PROVIDED ENTRIES:
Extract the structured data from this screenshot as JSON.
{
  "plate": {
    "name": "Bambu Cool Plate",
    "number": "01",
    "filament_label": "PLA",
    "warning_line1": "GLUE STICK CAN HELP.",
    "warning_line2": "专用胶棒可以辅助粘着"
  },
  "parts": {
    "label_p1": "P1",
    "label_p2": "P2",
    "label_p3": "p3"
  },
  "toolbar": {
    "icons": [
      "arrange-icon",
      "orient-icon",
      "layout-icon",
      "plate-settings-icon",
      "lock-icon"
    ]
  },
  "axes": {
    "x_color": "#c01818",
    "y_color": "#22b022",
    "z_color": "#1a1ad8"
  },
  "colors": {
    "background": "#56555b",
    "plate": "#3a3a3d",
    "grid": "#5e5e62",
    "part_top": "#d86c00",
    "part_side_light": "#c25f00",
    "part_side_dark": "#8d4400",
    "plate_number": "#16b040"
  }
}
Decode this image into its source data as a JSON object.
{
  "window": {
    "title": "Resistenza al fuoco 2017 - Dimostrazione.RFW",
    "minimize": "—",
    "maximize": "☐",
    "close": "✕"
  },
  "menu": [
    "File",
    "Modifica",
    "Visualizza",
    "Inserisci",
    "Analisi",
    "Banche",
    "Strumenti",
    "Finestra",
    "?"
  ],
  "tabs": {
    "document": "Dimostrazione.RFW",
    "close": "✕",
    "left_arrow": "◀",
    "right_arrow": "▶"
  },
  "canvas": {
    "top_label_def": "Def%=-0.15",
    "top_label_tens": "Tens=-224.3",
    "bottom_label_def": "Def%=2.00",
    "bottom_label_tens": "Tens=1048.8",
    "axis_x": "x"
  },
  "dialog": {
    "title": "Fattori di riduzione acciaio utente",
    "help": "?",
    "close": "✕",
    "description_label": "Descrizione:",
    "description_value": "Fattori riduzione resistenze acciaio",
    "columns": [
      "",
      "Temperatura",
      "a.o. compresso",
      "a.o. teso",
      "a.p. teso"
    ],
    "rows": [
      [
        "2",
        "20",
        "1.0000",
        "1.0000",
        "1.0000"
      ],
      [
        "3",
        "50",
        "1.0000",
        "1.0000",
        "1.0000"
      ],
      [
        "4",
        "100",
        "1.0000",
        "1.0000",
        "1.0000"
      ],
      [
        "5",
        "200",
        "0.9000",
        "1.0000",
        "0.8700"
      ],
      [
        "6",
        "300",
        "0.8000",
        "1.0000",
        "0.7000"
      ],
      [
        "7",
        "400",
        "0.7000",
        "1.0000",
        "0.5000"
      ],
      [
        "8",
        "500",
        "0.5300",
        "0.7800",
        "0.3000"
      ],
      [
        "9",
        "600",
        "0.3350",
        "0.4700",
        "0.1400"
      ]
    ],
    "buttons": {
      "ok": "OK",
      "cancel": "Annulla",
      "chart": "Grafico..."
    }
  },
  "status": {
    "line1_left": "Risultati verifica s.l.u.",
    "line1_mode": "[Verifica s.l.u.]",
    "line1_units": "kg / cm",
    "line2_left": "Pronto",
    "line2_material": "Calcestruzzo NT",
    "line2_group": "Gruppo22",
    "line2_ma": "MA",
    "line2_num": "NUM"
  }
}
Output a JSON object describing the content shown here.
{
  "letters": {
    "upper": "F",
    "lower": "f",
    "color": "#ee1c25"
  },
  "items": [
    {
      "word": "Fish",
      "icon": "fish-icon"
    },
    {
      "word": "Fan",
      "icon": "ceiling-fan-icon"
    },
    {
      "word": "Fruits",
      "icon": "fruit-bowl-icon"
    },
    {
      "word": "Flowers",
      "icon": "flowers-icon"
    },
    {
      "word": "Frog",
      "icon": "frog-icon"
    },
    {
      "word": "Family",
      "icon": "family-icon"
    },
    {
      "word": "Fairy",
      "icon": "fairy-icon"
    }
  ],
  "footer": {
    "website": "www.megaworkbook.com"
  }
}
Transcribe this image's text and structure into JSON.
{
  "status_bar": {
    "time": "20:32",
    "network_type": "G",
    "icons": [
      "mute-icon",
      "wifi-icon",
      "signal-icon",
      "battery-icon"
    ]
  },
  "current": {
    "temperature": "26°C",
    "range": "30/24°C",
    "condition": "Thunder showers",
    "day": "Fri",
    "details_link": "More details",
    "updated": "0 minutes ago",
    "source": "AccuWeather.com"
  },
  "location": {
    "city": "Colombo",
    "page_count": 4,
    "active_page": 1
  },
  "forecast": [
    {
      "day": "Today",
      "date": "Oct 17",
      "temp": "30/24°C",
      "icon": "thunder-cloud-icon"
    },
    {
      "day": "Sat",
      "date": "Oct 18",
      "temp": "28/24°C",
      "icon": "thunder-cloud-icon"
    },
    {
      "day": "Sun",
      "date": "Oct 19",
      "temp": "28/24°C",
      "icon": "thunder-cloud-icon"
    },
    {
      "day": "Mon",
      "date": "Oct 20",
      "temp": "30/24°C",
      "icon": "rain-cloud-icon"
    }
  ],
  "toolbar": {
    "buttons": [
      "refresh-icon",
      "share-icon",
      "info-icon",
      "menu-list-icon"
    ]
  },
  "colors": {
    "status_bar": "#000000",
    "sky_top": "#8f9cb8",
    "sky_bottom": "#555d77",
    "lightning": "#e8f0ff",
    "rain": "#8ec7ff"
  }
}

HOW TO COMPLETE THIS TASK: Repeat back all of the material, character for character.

ANSWER SECTION:
Extract the structured data from this screenshot as JSON.
{
  "plate": {
    "name": "Bambu Cool Plate",
    "number": "01",
    "filament_label": "PLA",
    "warning_line1": "GLUE STICK CAN HELP.",
    "warning_line2": "专用胶棒可以辅助粘着"
  },
  "parts": {
    "label_p1": "P1",
    "label_p2": "P2",
    "label_p3": "p3"
  },
  "toolbar": {
    "icons": [
      "arrange-icon",
      "orient-icon",
      "layout-icon",
      "plate-settings-icon",
      "lock-icon"
    ]
  },
  "axes": {
    "x_color": "#c01818",
    "y_color": "#22b022",
    "z_color": "#1a1ad8"
  },
  "colors": {
    "background": "#56555b",
    "plate": "#3a3a3d",
    "grid": "#5e5e62",
    "part_top": "#d86c00",
    "part_side_light": "#c25f00",
    "part_side_dark": "#8d4400",
    "plate_number": "#16b040"
  }
}
Decode this image into its source data as a JSON object.
{
  "window": {
    "title": "Resistenza al fuoco 2017 - Dimostrazione.RFW",
    "minimize": "—",
    "maximize": "☐",
    "close": "✕"
  },
  "menu": [
    "File",
    "Modifica",
    "Visualizza",
    "Inserisci",
    "Analisi",
    "Banche",
    "Strumenti",
    "Finestra",
    "?"
  ],
  "tabs": {
    "document": "Dimostrazione.RFW",
    "close": "✕",
    "left_arrow": "◀",
    "right_arrow": "▶"
  },
  "canvas": {
    "top_label_def": "Def%=-0.15",
    "top_label_tens": "Tens=-224.3",
    "bottom_label_def": "Def%=2.00",
    "bottom_label_tens": "Tens=1048.8",
    "axis_x": "x"
  },
  "dialog": {
    "title": "Fattori di riduzione acciaio utente",
    "help": "?",
    "close": "✕",
    "description_label": "Descrizione:",
    "description_value": "Fattori riduzione resistenze acciaio",
    "columns": [
      "",
      "Temperatura",
      "a.o. compresso",
      "a.o. teso",
      "a.p. teso"
    ],
    "rows": [
      [
        "2",
        "20",
        "1.0000",
        "1.0000",
        "1.0000"
      ],
      [
        "3",
        "50",
        "1.0000",
        "1.0000",
        "1.0000"
      ],
      [
        "4",
        "100",
        "1.0000",
        "1.0000",
        "1.0000"
      ],
      [
        "5",
        "200",
        "0.9000",
        "1.0000",
        "0.8700"
      ],
      [
        "6",
        "300",
        "0.8000",
        "1.0000",
        "0.7000"
      ],
      [
        "7",
        "400",
        "0.7000",
        "1.0000",
        "0.5000"
      ],
      [
        "8",
        "500",
        "0.5300",
        "0.7800",
        "0.3000"
      ],
      [
        "9",
        "600",
        "0.3350",
        "0.4700",
        "0.1400"
      ]
    ],
    "buttons": {
      "ok": "OK",
      "cancel": "Annulla",
      "chart": "Grafico..."
    }
  },
  "status": {
    "line1_left": "Risultati verifica s.l.u.",
    "line1_mode": "[Verifica s.l.u.]",
    "line1_units": "kg / cm",
    "line2_left": "Pronto",
    "line2_material": "Calcestruzzo NT",
    "line2_group": "Gruppo22",
    "line2_ma": "MA",
    "line2_num": "NUM"
  }
}
Output a JSON object describing the content shown here.
{
  "letters": {
    "upper": "F",
    "lower": "f",
    "color": "#ee1c25"
  },
  "items": [
    {
      "word": "Fish",
      "icon": "fish-icon"
    },
    {
      "word": "Fan",
      "icon": "ceiling-fan-icon"
    },
    {
      "word": "Fruits",
      "icon": "fruit-bowl-icon"
    },
    {
      "word": "Flowers",
      "icon": "flowers-icon"
    },
    {
      "word": "Frog",
      "icon": "frog-icon"
    },
    {
      "word": "Family",
      "icon": "family-icon"
    },
    {
      "word": "Fairy",
      "icon": "fairy-icon"
    }
  ],
  "footer": {
    "website": "www.megaworkbook.com"
  }
}
Transcribe this image's text and structure into JSON.
{
  "status_bar": {
    "time": "20:32",
    "network_type": "G",
    "icons": [
      "mute-icon",
      "wifi-icon",
      "signal-icon",
      "battery-icon"
    ]
  },
  "current": {
    "temperature": "26°C",
    "range": "30/24°C",
    "condition": "Thunder showers",
    "day": "Fri",
    "details_link": "More details",
    "updated": "0 minutes ago",
    "source": "AccuWeather.com"
  },
  "location": {
    "city": "Colombo",
    "page_count": 4,
    "active_page": 1
  },
  "forecast": [
    {
      "day": "Today",
      "date": "Oct 17",
      "temp": "30/24°C",
      "icon": "thunder-cloud-icon"
    },
    {
      "day": "Sat",
      "date": "Oct 18",
      "temp": "28/24°C",
      "icon": "thunder-cloud-icon"
    },
    {
      "day": "Sun",
      "date": "Oct 19",
      "temp": "28/24°C",
      "icon": "thunder-cloud-icon"
    },
    {
      "day": "Mon",
      "date": "Oct 20",
      "temp": "30/24°C",
      "icon": "rain-cloud-icon"
    }
  ],
  "toolbar": {
    "buttons": [
      "refresh-icon",
      "share-icon",
      "info-icon",
      "menu-list-icon"
    ]
  },
  "colors": {
    "status_bar": "#000000",
    "sky_top": "#8f9cb8",
    "sky_bottom": "#555d77",
    "lightning": "#e8f0ff",
    "rain": "#8ec7ff"
  }
}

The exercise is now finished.